Bangkok – City of Angels
After the destruction of Ayutthaya by the Burmese, General Taksin selected the city of Dhonburi as the new capital (1767), the main reasons for this choice were strategic. His successor Rama I, the first King of the Chakri dynasty, transferred the royal residence across the river to Ban Kok (“Village of Olives”). The official date of foundation is 1782, but the place was already known as a fishing village, and its orchards were already famous in the Ayutthaya period. In fact there was probably, for a time at least, a fort on the Menam as a river defence of Ayutthaya. At the time of the town’s foundation the area around the Phra Mane Ground was occupied by a considerable Chinese population. When the palace was built they moved to the Sampeng district. Old Bangkok was a vast network of canals (klong) with no roads and few footpaths. The first road was built in 1864 on the initiative of the European community. This “New Road” or Charoen Krung Road followed a former elephant track passing behind the properties lying on the riverside. Later King Chulalongkorn had the Rajadamnoen Avenue (“Royal Avenue”) laid out on the model of the Champs Elyses in Paris in order to connect the Grand Palace with the Dusit Palace, which then was still on the edge of the city.
Today the entire aspect of the city has changed. The old canals have been largely replaced by roads. In place of the original squat houses, more and more tall modern buildings are springing up. Department stores and huge new hotels give the main streets the aspect of a modern metropolis. But if we leave the main streets we can find, behind the new buildings, many old-fashioned quarters where wooden houses huddle together and life centres on the narrow canals.
There are about 380 wats (temples) in the city area. Many are in poor condition, but others have been restored and adorned with fresh coloured tiles.

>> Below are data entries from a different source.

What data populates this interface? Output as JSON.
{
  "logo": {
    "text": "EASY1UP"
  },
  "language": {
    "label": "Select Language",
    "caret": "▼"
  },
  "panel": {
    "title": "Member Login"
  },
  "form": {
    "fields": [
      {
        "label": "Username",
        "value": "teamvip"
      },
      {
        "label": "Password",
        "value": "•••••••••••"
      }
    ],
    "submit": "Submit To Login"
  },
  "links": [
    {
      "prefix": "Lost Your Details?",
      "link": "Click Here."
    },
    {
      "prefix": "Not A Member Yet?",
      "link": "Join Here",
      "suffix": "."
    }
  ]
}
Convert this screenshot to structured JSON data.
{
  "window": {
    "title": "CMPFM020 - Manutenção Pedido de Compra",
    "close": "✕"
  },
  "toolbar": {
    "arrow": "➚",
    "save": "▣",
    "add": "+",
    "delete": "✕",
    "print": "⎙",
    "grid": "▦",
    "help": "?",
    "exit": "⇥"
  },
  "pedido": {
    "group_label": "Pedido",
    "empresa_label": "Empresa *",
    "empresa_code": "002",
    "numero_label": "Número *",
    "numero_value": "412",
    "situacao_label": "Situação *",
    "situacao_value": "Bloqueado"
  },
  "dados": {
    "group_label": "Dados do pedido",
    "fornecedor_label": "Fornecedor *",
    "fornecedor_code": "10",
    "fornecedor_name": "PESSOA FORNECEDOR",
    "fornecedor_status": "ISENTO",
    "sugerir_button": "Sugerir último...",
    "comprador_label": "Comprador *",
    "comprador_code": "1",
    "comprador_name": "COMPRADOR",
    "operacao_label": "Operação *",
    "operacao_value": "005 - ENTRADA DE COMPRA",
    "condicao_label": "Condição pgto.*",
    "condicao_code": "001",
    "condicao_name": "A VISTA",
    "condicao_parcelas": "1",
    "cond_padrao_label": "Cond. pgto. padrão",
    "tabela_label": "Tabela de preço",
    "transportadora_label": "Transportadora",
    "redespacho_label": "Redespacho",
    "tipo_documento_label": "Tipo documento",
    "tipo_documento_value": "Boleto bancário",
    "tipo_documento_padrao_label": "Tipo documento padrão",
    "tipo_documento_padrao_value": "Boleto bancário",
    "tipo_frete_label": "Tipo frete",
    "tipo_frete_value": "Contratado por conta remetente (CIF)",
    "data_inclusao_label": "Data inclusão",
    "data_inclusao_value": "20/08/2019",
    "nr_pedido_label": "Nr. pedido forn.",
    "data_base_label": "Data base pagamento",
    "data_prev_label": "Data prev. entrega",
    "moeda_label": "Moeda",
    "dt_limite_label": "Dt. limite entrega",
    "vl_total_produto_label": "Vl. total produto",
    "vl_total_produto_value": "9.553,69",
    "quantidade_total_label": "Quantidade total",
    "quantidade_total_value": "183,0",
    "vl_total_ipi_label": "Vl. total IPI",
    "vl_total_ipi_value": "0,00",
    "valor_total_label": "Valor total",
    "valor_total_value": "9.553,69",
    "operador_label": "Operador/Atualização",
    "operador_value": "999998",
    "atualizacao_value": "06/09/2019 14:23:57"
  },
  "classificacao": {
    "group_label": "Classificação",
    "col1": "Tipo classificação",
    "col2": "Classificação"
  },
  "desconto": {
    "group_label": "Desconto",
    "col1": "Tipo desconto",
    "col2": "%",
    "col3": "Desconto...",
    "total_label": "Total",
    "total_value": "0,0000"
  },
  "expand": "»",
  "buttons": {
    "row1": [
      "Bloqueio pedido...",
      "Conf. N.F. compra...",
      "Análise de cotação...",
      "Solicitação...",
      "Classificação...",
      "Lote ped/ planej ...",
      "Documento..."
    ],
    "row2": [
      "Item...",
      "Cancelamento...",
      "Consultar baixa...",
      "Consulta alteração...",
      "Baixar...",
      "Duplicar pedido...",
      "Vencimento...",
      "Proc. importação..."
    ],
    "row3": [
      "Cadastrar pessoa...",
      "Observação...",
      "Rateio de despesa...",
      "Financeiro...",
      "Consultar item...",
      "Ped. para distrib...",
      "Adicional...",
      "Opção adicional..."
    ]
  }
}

Bangkok today (with Dhonburi) has close to nine million inhabitants. There are three different names for the capital city. The official name is Phra Nakhon (“Capital City”); Krung Thep means “City of Angels” (referring to the officials who formerly aided the King); Bangkok (“Village of Olives”) is the name most commonly used.